Exercise goal:
Scan the records below for the word "有效公开观看时长对比". Copy each line where it appears.

Recorded information:
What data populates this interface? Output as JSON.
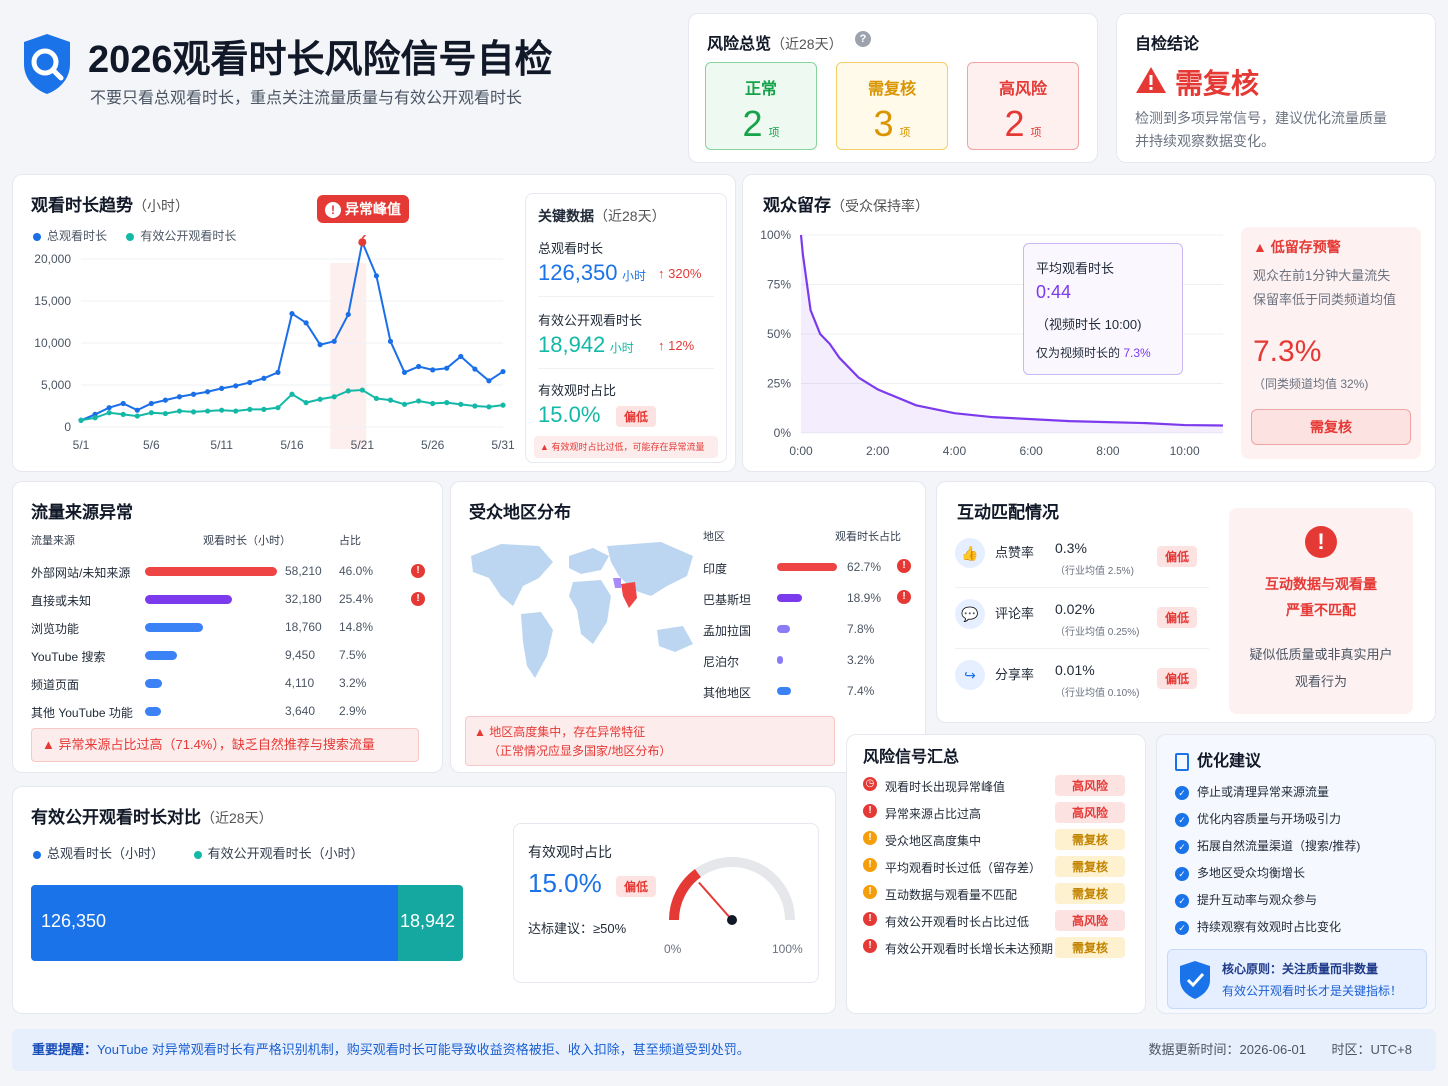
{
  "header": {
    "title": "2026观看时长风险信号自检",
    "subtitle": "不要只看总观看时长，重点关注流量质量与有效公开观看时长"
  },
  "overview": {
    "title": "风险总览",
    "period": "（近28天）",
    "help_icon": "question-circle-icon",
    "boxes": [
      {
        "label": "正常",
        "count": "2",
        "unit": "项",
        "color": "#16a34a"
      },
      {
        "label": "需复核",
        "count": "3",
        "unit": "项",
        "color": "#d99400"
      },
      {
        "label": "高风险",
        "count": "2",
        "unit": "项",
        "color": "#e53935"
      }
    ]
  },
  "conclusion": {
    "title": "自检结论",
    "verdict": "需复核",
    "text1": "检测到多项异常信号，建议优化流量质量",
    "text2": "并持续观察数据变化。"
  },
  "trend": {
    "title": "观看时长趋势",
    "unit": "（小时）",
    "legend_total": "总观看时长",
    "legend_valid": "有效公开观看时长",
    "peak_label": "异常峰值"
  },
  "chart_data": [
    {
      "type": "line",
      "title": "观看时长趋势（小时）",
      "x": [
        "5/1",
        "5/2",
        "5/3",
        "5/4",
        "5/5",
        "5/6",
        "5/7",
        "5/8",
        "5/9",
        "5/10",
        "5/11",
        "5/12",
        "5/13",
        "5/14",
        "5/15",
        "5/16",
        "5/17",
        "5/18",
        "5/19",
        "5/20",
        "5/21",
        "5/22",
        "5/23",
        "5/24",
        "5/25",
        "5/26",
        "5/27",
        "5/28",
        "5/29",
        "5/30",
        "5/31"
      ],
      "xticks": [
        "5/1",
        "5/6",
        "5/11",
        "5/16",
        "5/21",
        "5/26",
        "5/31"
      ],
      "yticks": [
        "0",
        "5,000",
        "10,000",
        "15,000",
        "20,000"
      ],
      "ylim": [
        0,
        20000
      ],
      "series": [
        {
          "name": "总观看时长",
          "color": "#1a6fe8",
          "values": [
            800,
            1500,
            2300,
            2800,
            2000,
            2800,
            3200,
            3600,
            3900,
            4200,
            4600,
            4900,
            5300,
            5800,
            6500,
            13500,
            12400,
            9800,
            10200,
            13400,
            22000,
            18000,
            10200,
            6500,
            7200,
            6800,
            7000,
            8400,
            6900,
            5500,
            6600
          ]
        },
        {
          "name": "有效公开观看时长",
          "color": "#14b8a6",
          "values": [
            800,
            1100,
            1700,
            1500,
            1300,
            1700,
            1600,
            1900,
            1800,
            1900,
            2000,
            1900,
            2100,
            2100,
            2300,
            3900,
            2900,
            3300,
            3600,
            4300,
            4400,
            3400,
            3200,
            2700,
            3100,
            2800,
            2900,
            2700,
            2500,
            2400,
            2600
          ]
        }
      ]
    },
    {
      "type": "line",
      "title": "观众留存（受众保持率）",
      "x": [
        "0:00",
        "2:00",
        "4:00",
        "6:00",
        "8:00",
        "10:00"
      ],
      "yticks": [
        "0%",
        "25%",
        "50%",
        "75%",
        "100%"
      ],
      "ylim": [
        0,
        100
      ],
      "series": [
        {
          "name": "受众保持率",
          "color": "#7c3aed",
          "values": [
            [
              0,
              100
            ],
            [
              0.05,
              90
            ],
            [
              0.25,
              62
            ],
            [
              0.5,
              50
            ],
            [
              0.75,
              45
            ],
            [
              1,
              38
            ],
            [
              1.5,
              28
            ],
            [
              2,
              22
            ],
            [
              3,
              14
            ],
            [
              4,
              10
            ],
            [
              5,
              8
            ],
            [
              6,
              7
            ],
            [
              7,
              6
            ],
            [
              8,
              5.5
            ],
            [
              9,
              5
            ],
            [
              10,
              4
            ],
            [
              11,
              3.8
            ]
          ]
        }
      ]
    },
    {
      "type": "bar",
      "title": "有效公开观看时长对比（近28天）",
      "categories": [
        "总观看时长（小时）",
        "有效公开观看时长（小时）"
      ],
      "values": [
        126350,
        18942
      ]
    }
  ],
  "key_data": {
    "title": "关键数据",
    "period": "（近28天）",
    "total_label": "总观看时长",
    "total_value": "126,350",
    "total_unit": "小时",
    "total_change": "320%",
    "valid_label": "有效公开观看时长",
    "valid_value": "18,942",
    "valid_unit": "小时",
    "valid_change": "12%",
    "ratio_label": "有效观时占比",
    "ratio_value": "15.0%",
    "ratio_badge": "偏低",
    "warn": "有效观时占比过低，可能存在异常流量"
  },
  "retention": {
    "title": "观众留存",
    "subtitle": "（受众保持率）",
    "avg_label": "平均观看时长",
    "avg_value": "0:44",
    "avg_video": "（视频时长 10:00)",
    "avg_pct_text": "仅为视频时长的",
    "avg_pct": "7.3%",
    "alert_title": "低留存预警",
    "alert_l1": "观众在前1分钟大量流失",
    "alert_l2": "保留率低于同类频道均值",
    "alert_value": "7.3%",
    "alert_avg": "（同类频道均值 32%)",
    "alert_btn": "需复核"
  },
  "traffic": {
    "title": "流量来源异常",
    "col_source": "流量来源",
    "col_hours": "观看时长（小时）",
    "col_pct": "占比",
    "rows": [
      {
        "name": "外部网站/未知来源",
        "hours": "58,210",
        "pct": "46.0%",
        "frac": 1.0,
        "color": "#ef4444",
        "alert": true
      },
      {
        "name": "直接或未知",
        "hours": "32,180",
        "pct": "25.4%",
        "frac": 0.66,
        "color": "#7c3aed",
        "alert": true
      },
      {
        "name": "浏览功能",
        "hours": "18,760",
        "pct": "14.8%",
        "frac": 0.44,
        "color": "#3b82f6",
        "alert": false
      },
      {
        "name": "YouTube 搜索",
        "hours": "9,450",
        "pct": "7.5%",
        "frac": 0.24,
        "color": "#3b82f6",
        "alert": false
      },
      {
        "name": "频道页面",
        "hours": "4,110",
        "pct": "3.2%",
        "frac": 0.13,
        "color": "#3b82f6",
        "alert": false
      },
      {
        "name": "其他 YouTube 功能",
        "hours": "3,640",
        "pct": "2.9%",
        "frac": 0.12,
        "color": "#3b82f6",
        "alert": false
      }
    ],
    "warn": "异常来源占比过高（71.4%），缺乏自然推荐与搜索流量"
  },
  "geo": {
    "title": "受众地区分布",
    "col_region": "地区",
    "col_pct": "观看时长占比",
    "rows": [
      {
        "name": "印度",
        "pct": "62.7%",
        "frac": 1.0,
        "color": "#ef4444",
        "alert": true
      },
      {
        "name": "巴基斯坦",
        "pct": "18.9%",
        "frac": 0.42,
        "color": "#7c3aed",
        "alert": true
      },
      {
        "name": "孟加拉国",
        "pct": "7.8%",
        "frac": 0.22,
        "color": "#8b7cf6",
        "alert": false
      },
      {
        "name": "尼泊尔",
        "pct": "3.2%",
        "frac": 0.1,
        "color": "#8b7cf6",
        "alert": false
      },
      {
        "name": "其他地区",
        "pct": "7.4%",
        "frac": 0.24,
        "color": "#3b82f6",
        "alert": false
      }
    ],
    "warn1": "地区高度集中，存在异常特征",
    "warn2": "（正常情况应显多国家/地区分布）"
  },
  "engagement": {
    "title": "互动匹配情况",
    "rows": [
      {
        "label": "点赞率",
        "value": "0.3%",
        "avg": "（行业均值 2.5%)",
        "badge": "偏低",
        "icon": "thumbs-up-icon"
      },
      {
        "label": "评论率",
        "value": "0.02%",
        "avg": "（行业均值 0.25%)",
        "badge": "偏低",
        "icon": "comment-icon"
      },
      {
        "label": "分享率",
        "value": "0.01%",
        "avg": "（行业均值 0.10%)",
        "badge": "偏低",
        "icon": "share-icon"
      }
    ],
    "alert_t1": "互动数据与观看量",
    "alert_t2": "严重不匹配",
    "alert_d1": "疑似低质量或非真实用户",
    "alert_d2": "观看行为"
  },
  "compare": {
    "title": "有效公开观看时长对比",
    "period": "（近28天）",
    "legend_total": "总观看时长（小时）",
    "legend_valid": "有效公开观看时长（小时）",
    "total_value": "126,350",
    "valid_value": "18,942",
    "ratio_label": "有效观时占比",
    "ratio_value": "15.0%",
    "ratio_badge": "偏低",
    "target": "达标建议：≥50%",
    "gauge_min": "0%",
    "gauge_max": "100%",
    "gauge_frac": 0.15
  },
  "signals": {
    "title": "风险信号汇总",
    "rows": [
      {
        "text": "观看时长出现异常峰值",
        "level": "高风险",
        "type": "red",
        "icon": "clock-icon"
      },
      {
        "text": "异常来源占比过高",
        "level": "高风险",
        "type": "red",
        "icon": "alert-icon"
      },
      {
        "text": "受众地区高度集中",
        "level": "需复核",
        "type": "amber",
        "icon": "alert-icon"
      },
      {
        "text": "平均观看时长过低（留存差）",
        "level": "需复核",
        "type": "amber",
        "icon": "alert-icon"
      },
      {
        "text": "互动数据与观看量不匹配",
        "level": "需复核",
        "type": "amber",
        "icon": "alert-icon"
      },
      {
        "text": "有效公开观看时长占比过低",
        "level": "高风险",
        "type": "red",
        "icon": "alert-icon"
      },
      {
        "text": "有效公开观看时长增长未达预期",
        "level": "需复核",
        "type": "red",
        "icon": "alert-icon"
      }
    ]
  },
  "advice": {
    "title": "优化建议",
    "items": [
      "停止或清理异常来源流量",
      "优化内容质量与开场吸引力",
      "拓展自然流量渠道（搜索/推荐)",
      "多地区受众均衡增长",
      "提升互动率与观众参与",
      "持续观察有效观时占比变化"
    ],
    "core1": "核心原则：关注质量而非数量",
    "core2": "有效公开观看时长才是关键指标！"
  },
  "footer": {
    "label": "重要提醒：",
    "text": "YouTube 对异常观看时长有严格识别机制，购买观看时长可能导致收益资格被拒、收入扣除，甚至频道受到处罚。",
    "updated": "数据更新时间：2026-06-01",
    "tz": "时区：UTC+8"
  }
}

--

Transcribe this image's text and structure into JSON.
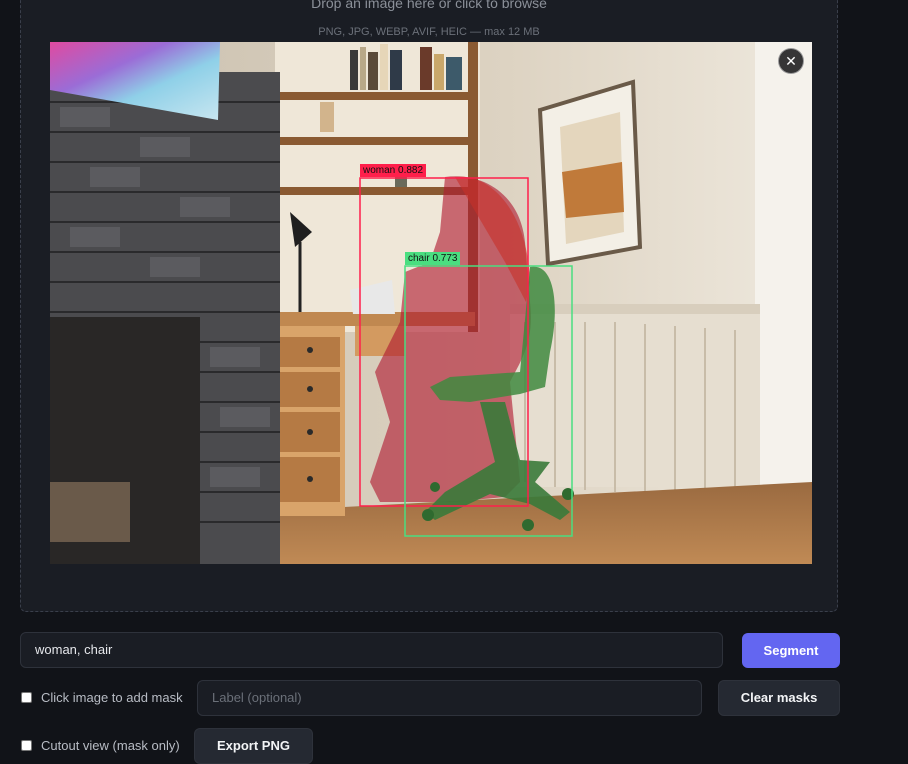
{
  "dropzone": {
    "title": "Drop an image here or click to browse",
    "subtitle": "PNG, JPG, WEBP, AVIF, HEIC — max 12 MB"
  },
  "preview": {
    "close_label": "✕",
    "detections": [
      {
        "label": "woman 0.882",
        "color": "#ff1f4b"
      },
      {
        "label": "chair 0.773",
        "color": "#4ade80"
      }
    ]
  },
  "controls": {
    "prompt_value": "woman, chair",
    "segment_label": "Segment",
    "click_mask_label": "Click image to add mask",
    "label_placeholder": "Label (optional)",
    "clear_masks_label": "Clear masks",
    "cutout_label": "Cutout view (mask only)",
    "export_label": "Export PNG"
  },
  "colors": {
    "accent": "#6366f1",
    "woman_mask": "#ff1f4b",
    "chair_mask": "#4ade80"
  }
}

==

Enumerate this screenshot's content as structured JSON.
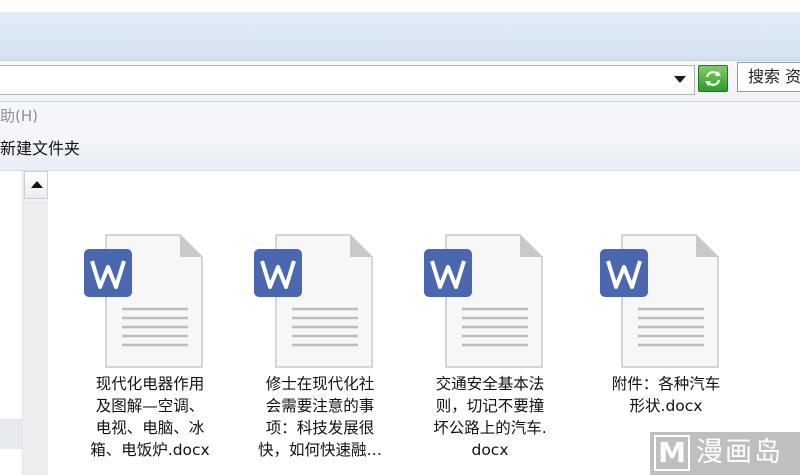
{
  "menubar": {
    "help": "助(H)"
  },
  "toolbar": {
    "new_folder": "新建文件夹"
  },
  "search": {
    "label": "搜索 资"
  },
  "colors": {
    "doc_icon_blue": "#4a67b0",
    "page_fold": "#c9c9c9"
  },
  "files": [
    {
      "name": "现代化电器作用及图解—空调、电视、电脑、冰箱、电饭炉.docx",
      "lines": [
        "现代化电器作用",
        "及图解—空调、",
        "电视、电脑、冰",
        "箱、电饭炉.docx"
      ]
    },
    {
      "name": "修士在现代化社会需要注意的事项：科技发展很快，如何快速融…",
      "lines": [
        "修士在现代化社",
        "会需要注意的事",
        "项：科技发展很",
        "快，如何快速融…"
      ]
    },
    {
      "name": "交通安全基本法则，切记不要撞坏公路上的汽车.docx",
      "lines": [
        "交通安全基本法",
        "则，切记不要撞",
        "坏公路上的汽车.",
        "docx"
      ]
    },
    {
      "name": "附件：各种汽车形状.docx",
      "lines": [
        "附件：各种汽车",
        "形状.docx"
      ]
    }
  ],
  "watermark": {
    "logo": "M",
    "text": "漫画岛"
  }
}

Your response:
      "title": "有效公开观看时长对比（近28天）",
    "title": "有效公开观看时长对比",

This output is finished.